The Pittsburgh Steelers’ season ended a few weeks earlier that they had planned it to, but now that their 2015 campaign has drawn to a conclusion, it’s time to wrap things up and take stock of where they are and how they got there. Part of that process involves holding player exit meetings at the conclusion of each season.
Of course, we’re not privy to the specifics that go on in each of these meetings between head coach and player, and whomever else might be involved in any particular discussion, but if we were conducting them, it might go something like this.
Player: David DeCastro
Position: Offensive Guard
Experience: 4 Years
Much as was the case for Marcus Gilbert, this proved to be the year in which fourth-year offensive guard David DeCastro finally solidified himself and his position with the team. Not only did he establish for himself a string of consistency of play that had eluded him previously, he also received accolades for the job that he did this season, the first time that a lineman outside of Maurkice Pouncey had done so since Alan Faneca.

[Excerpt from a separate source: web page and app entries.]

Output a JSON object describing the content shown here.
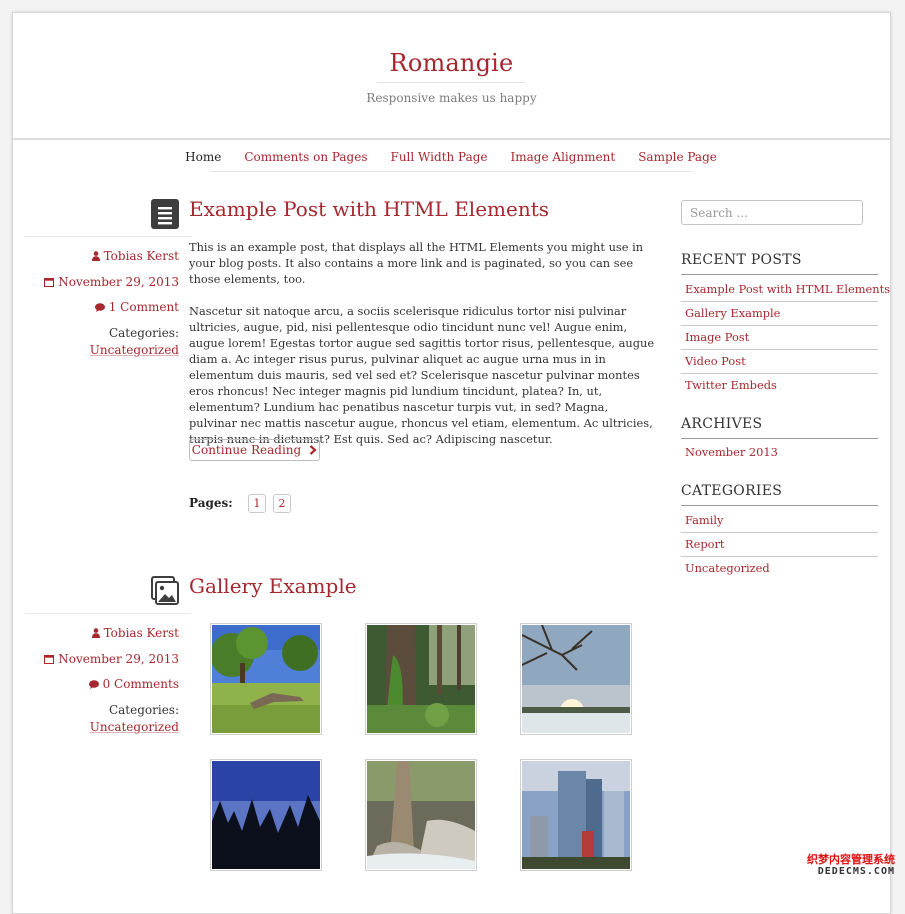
{
  "header": {
    "site_title": "Romangie",
    "tagline": "Responsive makes us happy"
  },
  "nav": {
    "items": [
      "Home",
      "Comments on Pages",
      "Full Width Page",
      "Image Alignment",
      "Sample Page"
    ],
    "current": "Home"
  },
  "posts": [
    {
      "type_icon": "text-lines-icon",
      "title": "Example Post with HTML Elements",
      "author": "Tobias Kerst",
      "date": "November 29, 2013",
      "comments": "1 Comment",
      "categories_label": "Categories:",
      "category": "Uncategorized",
      "paragraphs": [
        "This is an example post, that displays all the HTML Elements you might use in your blog posts. It also contains a more link and is paginated, so you can see those elements, too.",
        "Nascetur sit natoque arcu, a sociis scelerisque ridiculus tortor nisi pulvinar ultricies, augue, pid, nisi pellentesque odio tincidunt nunc vel! Augue enim, augue lorem! Egestas tortor augue sed sagittis tortor risus, pellentesque, augue diam a. Ac integer risus purus, pulvinar aliquet ac augue urna mus in in elementum duis mauris, sed vel sed et? Scelerisque nascetur pulvinar montes eros rhoncus! Nec integer magnis pid lundium tincidunt, platea? In, ut, elementum? Lundium hac penatibus nascetur turpis vut, in sed? Magna, pulvinar nec mattis nascetur augue, rhoncus vel etiam, elementum. Ac ultricies, turpis nunc in dictumst? Est quis. Sed ac? Adipiscing nascetur."
      ],
      "more_label": "Continue Reading",
      "pages_label": "Pages:",
      "pages": [
        "1",
        "2"
      ]
    },
    {
      "type_icon": "gallery-icon",
      "title": "Gallery Example",
      "author": "Tobias Kerst",
      "date": "November 29, 2013",
      "comments": "0 Comments",
      "categories_label": "Categories:",
      "category": "Uncategorized",
      "gallery": [
        "meadow-tree-photo",
        "mossy-tree-photo",
        "bare-branches-sunset-photo",
        "silhouette-trees-photo",
        "rocky-stream-photo",
        "glass-skyscrapers-photo"
      ]
    }
  ],
  "sidebar": {
    "search_placeholder": "Search ...",
    "recent_posts_title": "RECENT POSTS",
    "recent_posts": [
      "Example Post with HTML Elements",
      "Gallery Example",
      "Image Post",
      "Video Post",
      "Twitter Embeds"
    ],
    "archives_title": "ARCHIVES",
    "archives": [
      "November 2013"
    ],
    "categories_title": "CATEGORIES",
    "categories": [
      "Family",
      "Report",
      "Uncategorized"
    ]
  },
  "watermark": {
    "line1": "织梦内容管理系统",
    "line2": "DEDECMS.COM"
  },
  "colors": {
    "accent": "#a6272e",
    "text": "#333333",
    "background": "#f3f3f3"
  }
}
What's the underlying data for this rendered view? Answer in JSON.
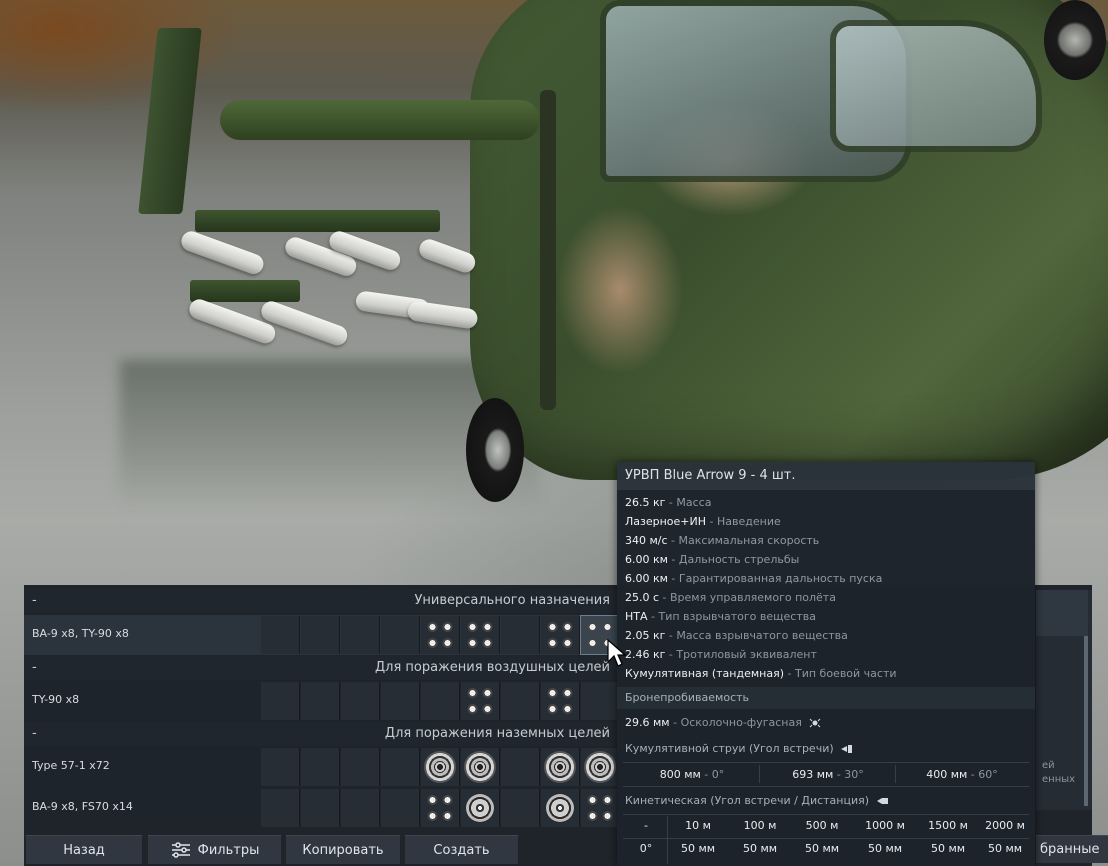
{
  "loadout": {
    "groups": [
      {
        "dash": "-",
        "title": "Универсального назначения"
      },
      {
        "dash": "-",
        "title": "Для поражения воздушных целей"
      },
      {
        "dash": "-",
        "title": "Для поражения наземных целей"
      }
    ],
    "rows": [
      {
        "name": "BA-9 x8,  TY-90 x8"
      },
      {
        "name": "TY-90 x8"
      },
      {
        "name": "Type 57-1 x72"
      },
      {
        "name": "BA-9 x8,  FS70 x14"
      }
    ]
  },
  "side_panel": {
    "text1": "ей",
    "text2": "енных"
  },
  "buttons": {
    "back": "Назад",
    "filters": "Фильтры",
    "copy": "Копировать",
    "create": "Создать",
    "selected": "бранные"
  },
  "tooltip": {
    "title": "УРВП Blue Arrow 9 - 4 шт.",
    "stats": [
      {
        "value": "26.5 кг",
        "label": "Масса"
      },
      {
        "value": "Лазерное+ИН",
        "label": "Наведение"
      },
      {
        "value": "340 м/с",
        "label": "Максимальная скорость"
      },
      {
        "value": "6.00 км",
        "label": "Дальность стрельбы"
      },
      {
        "value": "6.00 км",
        "label": "Гарантированная дальность пуска"
      },
      {
        "value": "25.0 с",
        "label": "Время управляемого полёта"
      },
      {
        "value": "НТА",
        "label": "Тип взрывчатого вещества"
      },
      {
        "value": "2.05 кг",
        "label": "Масса взрывчатого вещества"
      },
      {
        "value": "2.46 кг",
        "label": "Тротиловый эквивалент"
      },
      {
        "value": "Кумулятивная (тандемная)",
        "label": "Тип боевой части"
      }
    ],
    "armor_header": "Бронепробиваемость",
    "he_row": {
      "value": "29.6 мм",
      "label": "Осколочно-фугасная"
    },
    "cumulative_header": "Кумулятивной струи (Угол встречи)",
    "cumulative": [
      {
        "value": "800 мм",
        "angle": "0°"
      },
      {
        "value": "693 мм",
        "angle": "30°"
      },
      {
        "value": "400 мм",
        "angle": "60°"
      }
    ],
    "kinetic_header": "Кинетическая (Угол встречи / Дистанция)",
    "kinetic_table": {
      "corner": "-",
      "distances": [
        "10 м",
        "100 м",
        "500 м",
        "1000 м",
        "1500 м",
        "2000 м"
      ],
      "rows": [
        {
          "angle": "0°",
          "values": [
            "50 мм",
            "50 мм",
            "50 мм",
            "50 мм",
            "50 мм",
            "50 мм"
          ]
        }
      ]
    }
  }
}
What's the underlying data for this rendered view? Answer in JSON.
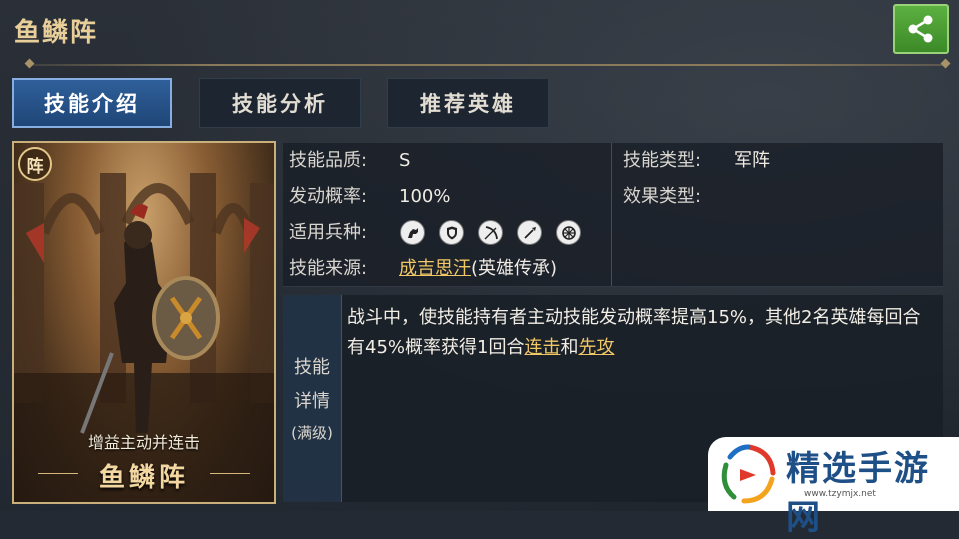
{
  "header": {
    "title": "鱼鳞阵"
  },
  "tabs": [
    {
      "label": "技能介绍",
      "active": true
    },
    {
      "label": "技能分析",
      "active": false
    },
    {
      "label": "推荐英雄",
      "active": false
    }
  ],
  "card": {
    "badge": "阵",
    "subtitle": "增益主动并连击",
    "name": "鱼鳞阵"
  },
  "info": {
    "quality_label": "技能品质:",
    "quality_value": "S",
    "type_label": "技能类型:",
    "type_value": "军阵",
    "rate_label": "发动概率:",
    "rate_value": "100%",
    "effect_label": "效果类型:",
    "effect_value": "",
    "troops_label": "适用兵种:",
    "troop_icons": [
      "cavalry-icon",
      "shield-icon",
      "bow-icon",
      "spear-icon",
      "chariot-wheel-icon"
    ],
    "source_label": "技能来源:",
    "source_link": "成吉思汗",
    "source_suffix": "(英雄传承)"
  },
  "detail": {
    "label_line1": "技能",
    "label_line2": "详情",
    "label_line3": "(满级)",
    "text_part1": "战斗中，使技能持有者主动技能发动概率提高15%，其他2名英雄每回合有45%概率获得1回合",
    "link1": "连击",
    "text_part2": "和",
    "link2": "先攻"
  },
  "watermark": {
    "text": "精选手游网",
    "url": "www.tzymjx.net"
  },
  "colors": {
    "accent_gold": "#e8cf9a",
    "active_tab": "#2f5f9a",
    "share_green": "#4a9e34",
    "link": "#f2c766"
  }
}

In his fourth season, DeCastro earned his first Pro Bowl recognition of his career, which is something that seemed to be predestined for him before he was even drafted. You may have just watched him in pass protection in Hawaii yesterday if you were the one of the individuals who still choose to watch whatever it is that the Pro Bowl game has become.
Not only was he recognized as a Pro Bowler, however, he also received first-team All-Pro accolades, which is about as prestigious a recognition that an individual lineman could hope to achieve during his playing career. Faneca also happened to have earned his first nods in both categories during his fourth season.
DeCastro’s biggest strides on the field came in his pass protection, which had been the weaker half of his game in comparison to his work as a run blocker. His customary pull block on some of the Steelers’ staple running plays remained a highlight for the team this season, but some of his biggest improvements were harder to notice.
Linemen tend to get noticed more when they make mistakes or get overpowered, and DeCastro did not see that happen to him too often this year in pass protection. This was certainly the best season of his career in terms of remaining stout in the face of stunting linemen and in his ability to absorb a bull rush.
I also think that credit needs to be given to him for the fact that he worked with Cody Wallace all season next to him at center, providing him quality support in helping the offensive line stay ‘above the line’ in spite of missing their anchor in Pouncey. The guard really helped carry Wallace through the season when he was struggling, and DeCastro, taking greater ownership of his position in the offensive line room, was a part of that process.